When the cops show up at your family outing, it becomes tougher to argue that you’ve planned it well.
Last week, due to the corrosive effects of pollen on our brains, we decided that it would be a good idea to pack up our toddler, our baby and our dog and take them to climb a fire tower at sunset.
You might be thinking that a fire tower sounds like the perfect place to take a bunch of creatures who, if left to their own devices, lack the balance to keep from falling off the couch. If you don’t think that way, I bet you rarely have law enforcement show up at your outings.
The seed for this adventure got planted a few weeks ago, when I took my son Evan for a walk in the woods that started next to a large communications tower.
“Wanna climb the tower,” Evan said, pointing into the sky.

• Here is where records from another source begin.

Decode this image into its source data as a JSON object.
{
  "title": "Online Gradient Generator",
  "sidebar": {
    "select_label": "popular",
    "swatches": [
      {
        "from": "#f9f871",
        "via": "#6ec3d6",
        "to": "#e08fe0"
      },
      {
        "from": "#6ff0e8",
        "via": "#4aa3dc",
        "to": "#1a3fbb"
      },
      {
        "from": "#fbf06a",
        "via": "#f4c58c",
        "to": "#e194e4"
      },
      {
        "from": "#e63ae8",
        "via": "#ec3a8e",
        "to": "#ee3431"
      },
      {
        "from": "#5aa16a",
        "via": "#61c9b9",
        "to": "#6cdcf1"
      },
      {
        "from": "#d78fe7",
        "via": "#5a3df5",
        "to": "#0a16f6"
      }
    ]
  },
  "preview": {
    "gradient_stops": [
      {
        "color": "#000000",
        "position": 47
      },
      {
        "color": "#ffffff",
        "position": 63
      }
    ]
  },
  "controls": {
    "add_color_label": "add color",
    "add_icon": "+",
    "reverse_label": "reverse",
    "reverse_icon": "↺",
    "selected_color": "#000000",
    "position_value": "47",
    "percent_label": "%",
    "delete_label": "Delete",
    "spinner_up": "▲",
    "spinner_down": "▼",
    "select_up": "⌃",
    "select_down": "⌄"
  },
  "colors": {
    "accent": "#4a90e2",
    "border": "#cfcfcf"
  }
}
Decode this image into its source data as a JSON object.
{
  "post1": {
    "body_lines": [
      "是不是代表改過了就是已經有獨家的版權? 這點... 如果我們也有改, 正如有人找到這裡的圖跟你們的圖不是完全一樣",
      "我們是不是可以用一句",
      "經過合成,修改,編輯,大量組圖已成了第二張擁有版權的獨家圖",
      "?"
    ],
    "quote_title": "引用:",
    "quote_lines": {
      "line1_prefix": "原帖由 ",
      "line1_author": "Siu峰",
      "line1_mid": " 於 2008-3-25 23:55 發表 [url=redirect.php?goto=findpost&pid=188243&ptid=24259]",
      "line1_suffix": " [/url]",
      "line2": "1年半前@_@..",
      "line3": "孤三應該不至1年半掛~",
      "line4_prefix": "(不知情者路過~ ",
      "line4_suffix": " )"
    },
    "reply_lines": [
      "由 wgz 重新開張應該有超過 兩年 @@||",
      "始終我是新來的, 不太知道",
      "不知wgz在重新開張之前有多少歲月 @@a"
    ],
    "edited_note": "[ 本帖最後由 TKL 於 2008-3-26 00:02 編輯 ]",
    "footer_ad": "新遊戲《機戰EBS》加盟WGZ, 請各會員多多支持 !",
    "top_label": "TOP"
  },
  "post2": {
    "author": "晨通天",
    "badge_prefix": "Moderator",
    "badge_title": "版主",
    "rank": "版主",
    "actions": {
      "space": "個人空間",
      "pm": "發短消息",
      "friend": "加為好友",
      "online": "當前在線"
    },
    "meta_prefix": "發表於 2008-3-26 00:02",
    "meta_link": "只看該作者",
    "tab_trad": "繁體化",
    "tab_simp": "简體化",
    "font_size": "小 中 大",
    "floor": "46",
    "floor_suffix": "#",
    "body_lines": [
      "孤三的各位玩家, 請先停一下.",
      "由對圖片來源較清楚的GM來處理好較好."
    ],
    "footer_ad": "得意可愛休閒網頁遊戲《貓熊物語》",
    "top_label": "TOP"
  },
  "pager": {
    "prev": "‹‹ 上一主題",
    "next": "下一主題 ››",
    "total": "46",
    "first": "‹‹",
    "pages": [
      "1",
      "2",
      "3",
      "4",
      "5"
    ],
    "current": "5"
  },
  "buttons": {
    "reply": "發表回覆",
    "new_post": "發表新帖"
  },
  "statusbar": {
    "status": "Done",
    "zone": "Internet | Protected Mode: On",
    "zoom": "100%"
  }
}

His ambition was especially impressive given that the tallest object he’d climbed to that point had been the stepstool beside the potty.
“Sorry bud, you can’t climb that one,” I replied.
“Why I can’t?” he asked, incensed.
“Nobody’s allowed to climb that tower. It’s not for climbing. It’s for cell phone signals, or maybe radio
transmissions,” I said.
“What?” he asked.
I tried to think of a better answer than, “That tower magically shoots sounds into things,” but I couldn’t, so I said, “I’ll find us another tower we can climb soon.”
When you make a promise to a toddler, you won’t be able to forget about it for long. Contracts made with Lucifer are easier to break.
“What do you want for breakfast?” I asked Evan the next day.
“Wanna climb a tower,” he replied.
So I found a fire tower that was just a thirty-minute drive away, accessible via a short hike up a gravel road, and figured we could all head up there after work one day. My wife Kara agreed that our entire herd would go, then one of us would climb the tower with Evan while the other remained earthbound with the dog and baby.
Of course, to pack our family for a two-hour excursion takes longer than the excursion itself. By the time we were all in the car, the sun was already setting.
“We’re too late for the sunset,” Kara said.
“Nah, we’re good,” I said, rolling through another stop sign.
We parked and headed up the gravel road in the dwindling light, with Evan on my back, Zack on Kara’s front and the dog trotting ahead. By the time we got to the tower, the sun was down.
Evan climbed halfway up, felt the swaying structure and the chilly breeze, then immediately started his descent. As soon as Kara and Evan reached the ground, Zack started screaming for food.
“I guess I need to breastfeed him,” Kara said.
“Oh man, I’m so glad you brought those things,” I replied.
So Kara sat on the bottom step of the tower with Zack while darkness fell upon us. When we finally rounded the corner to the parking lot, a cop was shining a flashlight into our car.
“I’m finally going to get a ticket for being an idiot,” I whispered.
“We’ve had some vandals out here recently. You guys don’t look like vandals,” the cop said, and I felt a little insulted, like maybe I needed a tattoo on my neck. You’d think he’d at least give us the benefit of assuming we had some screws loose.
The cop was quite friendly, chatting us up and even posing with Evan for a picture, which for Evan was the tween-girl equivalent of getting a picture with Justin Bieber.
So Evan didn’t get to see a sunset, but he did get to see a policeman. The cop saved the trip for us, and maybe someday I’ll plan a family outing that won’t require emergency personnel.
You can plan a family fiasco with Mike Todd at firstname.lastname@example.org.